▶ WHAT TO PRODUCE
Below are records. Return each one exactly as written.

▶ THE INPUT

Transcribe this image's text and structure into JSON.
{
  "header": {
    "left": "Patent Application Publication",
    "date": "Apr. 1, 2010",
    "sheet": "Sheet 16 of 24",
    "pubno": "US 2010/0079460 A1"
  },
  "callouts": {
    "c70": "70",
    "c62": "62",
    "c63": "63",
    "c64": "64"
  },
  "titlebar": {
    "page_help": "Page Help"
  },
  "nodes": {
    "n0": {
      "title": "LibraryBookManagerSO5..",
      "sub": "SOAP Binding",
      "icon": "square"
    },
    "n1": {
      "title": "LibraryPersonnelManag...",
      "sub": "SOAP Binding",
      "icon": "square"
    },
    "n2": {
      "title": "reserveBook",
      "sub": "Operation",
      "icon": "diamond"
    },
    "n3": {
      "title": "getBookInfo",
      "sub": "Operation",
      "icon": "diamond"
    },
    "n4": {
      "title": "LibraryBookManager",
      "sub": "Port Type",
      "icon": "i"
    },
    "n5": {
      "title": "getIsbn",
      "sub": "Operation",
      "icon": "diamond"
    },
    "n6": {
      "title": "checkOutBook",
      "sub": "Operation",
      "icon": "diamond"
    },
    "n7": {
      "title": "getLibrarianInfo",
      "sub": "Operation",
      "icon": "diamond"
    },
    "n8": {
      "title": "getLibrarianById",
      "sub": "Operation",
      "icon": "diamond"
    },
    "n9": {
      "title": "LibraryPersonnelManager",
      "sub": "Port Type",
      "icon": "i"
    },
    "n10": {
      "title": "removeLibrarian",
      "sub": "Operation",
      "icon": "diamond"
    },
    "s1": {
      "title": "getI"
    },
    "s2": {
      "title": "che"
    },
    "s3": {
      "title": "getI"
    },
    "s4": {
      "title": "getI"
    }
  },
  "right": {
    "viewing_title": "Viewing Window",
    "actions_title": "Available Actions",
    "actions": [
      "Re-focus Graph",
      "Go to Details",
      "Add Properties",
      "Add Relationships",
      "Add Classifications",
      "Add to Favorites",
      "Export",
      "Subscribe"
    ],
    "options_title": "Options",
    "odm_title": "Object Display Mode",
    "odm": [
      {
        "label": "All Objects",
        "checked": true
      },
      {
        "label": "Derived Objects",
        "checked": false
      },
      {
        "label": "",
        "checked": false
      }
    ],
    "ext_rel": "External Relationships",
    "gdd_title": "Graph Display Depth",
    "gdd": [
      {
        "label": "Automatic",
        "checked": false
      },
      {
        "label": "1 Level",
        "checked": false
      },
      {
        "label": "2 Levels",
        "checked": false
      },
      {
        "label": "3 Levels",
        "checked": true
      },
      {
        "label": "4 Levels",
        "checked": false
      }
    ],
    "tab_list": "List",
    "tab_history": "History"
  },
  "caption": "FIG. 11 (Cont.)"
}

▶ OUTPUT FOR THIS TASK
Transcribe this image's text and structure into JSON.
{
  "header": {
    "left": "Patent Application Publication",
    "date": "Apr. 1, 2010",
    "sheet": "Sheet 16 of 24",
    "pubno": "US 2010/0079460 A1"
  },
  "callouts": {
    "c70": "70",
    "c62": "62",
    "c63": "63",
    "c64": "64"
  },
  "titlebar": {
    "page_help": "Page Help"
  },
  "nodes": {
    "n0": {
      "title": "LibraryBookManagerSO5..",
      "sub": "SOAP Binding",
      "icon": "square"
    },
    "n1": {
      "title": "LibraryPersonnelManag...",
      "sub": "SOAP Binding",
      "icon": "square"
    },
    "n2": {
      "title": "reserveBook",
      "sub": "Operation",
      "icon": "diamond"
    },
    "n3": {
      "title": "getBookInfo",
      "sub": "Operation",
      "icon": "diamond"
    },
    "n4": {
      "title": "LibraryBookManager",
      "sub": "Port Type",
      "icon": "i"
    },
    "n5": {
      "title": "getIsbn",
      "sub": "Operation",
      "icon": "diamond"
    },
    "n6": {
      "title": "checkOutBook",
      "sub": "Operation",
      "icon": "diamond"
    },
    "n7": {
      "title": "getLibrarianInfo",
      "sub": "Operation",
      "icon": "diamond"
    },
    "n8": {
      "title": "getLibrarianById",
      "sub": "Operation",
      "icon": "diamond"
    },
    "n9": {
      "title": "LibraryPersonnelManager",
      "sub": "Port Type",
      "icon": "i"
    },
    "n10": {
      "title": "removeLibrarian",
      "sub": "Operation",
      "icon": "diamond"
    },
    "s1": {
      "title": "getI"
    },
    "s2": {
      "title": "che"
    },
    "s3": {
      "title": "getI"
    },
    "s4": {
      "title": "getI"
    }
  },
  "right": {
    "viewing_title": "Viewing Window",
    "actions_title": "Available Actions",
    "actions": [
      "Re-focus Graph",
      "Go to Details",
      "Add Properties",
      "Add Relationships",
      "Add Classifications",
      "Add to Favorites",
      "Export",
      "Subscribe"
    ],
    "options_title": "Options",
    "odm_title": "Object Display Mode",
    "odm": [
      {
        "label": "All Objects",
        "checked": true
      },
      {
        "label": "Derived Objects",
        "checked": false
      },
      {
        "label": "",
        "checked": false
      }
    ],
    "ext_rel": "External Relationships",
    "gdd_title": "Graph Display Depth",
    "gdd": [
      {
        "label": "Automatic",
        "checked": false
      },
      {
        "label": "1 Level",
        "checked": false
      },
      {
        "label": "2 Levels",
        "checked": false
      },
      {
        "label": "3 Levels",
        "checked": true
      },
      {
        "label": "4 Levels",
        "checked": false
      }
    ],
    "tab_list": "List",
    "tab_history": "History"
  },
  "caption": "FIG. 11 (Cont.)"
}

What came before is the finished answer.